→ **EXERCISE INPUT**:
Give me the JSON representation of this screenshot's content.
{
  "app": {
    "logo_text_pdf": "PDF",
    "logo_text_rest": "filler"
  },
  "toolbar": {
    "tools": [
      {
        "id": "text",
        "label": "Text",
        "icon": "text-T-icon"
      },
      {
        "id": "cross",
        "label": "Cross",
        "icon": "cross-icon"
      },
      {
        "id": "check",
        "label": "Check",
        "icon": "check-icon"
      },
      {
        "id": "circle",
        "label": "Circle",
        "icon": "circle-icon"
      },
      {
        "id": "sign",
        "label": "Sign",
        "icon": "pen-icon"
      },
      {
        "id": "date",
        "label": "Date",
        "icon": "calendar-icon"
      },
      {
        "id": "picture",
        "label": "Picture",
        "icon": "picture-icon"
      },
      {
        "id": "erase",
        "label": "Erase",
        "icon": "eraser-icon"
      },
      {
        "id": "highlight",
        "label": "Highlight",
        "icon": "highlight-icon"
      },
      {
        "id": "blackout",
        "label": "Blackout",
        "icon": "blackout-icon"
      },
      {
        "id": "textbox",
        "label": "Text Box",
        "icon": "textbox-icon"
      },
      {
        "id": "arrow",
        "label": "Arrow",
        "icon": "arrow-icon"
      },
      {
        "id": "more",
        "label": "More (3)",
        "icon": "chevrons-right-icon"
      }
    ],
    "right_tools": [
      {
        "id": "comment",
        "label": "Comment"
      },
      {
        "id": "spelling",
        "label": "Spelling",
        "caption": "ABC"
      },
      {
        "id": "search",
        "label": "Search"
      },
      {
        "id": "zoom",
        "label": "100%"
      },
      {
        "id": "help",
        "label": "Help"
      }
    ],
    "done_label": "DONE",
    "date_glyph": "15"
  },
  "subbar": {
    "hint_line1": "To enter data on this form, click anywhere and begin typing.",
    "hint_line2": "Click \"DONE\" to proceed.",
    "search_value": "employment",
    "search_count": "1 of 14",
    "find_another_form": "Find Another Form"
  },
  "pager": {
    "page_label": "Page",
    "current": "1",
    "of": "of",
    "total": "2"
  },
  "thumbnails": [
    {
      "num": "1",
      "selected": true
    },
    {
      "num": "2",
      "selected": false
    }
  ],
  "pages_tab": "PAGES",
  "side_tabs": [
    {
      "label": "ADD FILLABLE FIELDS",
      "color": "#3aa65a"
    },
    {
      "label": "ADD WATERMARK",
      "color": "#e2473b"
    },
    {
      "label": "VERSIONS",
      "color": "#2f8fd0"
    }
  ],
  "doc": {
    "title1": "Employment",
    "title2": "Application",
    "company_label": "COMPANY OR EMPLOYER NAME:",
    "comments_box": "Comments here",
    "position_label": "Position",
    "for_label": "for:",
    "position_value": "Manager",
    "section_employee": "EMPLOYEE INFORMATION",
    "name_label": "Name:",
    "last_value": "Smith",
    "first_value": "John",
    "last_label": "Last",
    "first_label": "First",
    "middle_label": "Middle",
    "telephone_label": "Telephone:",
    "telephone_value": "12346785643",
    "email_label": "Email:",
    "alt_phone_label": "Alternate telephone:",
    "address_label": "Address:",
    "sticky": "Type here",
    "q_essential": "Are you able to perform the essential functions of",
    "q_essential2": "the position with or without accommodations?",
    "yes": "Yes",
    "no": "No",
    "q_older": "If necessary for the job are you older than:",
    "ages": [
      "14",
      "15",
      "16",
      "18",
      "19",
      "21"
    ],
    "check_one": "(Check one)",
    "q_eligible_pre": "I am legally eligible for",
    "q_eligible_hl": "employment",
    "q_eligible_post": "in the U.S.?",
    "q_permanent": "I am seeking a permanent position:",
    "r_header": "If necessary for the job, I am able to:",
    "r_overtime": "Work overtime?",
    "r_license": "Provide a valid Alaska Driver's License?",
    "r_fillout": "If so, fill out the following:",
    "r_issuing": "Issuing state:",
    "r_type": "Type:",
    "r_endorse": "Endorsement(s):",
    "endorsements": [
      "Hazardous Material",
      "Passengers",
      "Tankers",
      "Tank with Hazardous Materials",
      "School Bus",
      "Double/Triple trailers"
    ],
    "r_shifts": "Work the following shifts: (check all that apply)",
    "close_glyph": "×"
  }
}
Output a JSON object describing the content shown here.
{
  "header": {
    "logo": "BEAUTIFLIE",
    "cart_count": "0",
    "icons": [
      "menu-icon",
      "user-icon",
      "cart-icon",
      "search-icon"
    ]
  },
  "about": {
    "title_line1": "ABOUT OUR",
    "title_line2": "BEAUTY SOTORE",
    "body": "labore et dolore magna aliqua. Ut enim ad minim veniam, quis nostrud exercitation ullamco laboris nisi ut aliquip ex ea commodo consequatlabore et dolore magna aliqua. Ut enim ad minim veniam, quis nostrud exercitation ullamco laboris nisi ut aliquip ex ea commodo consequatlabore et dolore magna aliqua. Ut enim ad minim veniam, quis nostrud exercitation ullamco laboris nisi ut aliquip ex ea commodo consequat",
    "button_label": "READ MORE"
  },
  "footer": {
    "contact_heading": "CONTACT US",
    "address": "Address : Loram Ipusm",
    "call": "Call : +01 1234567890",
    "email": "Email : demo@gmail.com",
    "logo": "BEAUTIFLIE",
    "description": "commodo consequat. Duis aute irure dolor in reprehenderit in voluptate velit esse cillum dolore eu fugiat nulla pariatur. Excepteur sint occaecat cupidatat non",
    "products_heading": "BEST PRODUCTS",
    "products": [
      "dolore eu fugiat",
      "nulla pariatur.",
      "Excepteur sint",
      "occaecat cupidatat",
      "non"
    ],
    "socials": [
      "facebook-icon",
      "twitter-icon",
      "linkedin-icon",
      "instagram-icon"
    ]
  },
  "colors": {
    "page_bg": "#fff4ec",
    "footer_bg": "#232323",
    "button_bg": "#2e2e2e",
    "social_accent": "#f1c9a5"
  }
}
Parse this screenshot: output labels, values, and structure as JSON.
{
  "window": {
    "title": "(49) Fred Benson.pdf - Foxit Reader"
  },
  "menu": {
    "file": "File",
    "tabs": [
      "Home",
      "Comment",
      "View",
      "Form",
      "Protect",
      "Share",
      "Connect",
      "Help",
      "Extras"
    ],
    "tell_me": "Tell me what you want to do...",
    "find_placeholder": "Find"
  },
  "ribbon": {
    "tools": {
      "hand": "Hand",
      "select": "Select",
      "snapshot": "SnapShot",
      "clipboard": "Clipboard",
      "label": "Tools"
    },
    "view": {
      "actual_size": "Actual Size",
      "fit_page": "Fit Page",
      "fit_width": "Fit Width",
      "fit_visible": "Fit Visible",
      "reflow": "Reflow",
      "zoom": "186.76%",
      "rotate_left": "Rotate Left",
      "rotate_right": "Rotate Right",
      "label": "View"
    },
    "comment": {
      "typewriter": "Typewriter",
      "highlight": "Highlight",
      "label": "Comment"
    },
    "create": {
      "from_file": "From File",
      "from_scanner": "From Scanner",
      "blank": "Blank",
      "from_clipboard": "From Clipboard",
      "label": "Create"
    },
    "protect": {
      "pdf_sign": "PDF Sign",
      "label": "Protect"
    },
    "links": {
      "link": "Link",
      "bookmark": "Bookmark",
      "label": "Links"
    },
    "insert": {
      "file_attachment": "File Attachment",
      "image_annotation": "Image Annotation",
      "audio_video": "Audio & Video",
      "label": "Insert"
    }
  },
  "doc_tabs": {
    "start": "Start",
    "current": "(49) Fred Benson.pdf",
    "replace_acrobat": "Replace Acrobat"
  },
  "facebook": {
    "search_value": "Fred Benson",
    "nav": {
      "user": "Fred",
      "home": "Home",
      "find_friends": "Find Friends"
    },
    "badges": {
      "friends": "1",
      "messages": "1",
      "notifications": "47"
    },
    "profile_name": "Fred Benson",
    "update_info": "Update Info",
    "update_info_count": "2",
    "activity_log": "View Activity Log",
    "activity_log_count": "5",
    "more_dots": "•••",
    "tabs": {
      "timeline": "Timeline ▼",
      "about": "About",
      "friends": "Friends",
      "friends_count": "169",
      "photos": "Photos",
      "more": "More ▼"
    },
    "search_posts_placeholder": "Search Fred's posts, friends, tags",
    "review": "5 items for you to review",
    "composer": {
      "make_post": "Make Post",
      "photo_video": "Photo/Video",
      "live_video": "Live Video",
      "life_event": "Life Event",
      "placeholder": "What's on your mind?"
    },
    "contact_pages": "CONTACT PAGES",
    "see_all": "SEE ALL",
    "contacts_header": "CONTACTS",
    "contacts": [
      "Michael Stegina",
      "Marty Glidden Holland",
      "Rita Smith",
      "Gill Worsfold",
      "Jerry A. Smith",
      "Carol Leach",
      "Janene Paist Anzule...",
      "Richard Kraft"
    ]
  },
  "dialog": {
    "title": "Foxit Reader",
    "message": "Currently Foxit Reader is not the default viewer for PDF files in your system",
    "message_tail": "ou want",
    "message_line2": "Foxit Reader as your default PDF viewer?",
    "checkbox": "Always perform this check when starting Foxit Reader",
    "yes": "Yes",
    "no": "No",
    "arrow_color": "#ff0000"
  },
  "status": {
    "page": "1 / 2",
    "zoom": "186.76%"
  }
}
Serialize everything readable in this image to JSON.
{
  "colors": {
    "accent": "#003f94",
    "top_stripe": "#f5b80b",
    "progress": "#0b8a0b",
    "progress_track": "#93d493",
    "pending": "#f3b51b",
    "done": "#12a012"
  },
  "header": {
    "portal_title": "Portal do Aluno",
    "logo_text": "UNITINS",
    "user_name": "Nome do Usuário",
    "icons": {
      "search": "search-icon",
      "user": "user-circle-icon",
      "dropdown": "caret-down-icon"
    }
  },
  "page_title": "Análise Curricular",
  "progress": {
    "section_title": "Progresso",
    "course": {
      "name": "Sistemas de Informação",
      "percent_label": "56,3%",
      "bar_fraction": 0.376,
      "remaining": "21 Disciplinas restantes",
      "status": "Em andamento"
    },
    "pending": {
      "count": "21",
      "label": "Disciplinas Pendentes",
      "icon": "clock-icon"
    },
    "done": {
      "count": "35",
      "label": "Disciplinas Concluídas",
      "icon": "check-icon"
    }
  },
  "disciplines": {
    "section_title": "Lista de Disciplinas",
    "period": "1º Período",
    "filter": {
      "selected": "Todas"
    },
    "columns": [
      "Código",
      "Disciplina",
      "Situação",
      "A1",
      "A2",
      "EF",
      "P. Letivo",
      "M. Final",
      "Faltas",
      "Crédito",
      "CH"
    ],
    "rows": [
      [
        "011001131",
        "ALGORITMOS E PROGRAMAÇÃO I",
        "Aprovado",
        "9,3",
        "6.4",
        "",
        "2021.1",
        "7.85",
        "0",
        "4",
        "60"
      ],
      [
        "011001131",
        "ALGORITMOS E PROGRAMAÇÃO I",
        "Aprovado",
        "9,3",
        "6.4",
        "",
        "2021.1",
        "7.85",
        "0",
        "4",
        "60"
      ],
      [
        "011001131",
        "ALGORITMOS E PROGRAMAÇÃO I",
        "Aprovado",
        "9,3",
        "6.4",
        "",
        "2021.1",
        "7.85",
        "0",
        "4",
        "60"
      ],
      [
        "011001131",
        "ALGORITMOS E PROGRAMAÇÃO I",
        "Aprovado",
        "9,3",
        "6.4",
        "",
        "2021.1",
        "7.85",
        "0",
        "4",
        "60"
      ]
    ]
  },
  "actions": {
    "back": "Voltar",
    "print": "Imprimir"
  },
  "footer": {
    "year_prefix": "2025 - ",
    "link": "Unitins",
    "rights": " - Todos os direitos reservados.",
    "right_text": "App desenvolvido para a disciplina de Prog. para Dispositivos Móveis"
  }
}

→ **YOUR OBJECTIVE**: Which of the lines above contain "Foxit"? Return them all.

→ **OUTPUT OF THE TASK**:
    "title": "(49) Fred Benson.pdf - Foxit Reader"
    "title": "Foxit Reader",
    "message": "Currently Foxit Reader is not the default viewer for PDF files in your system",
    "message_line2": "Foxit Reader as your default PDF viewer?",
    "checkbox": "Always perform this check when starting Foxit Reader",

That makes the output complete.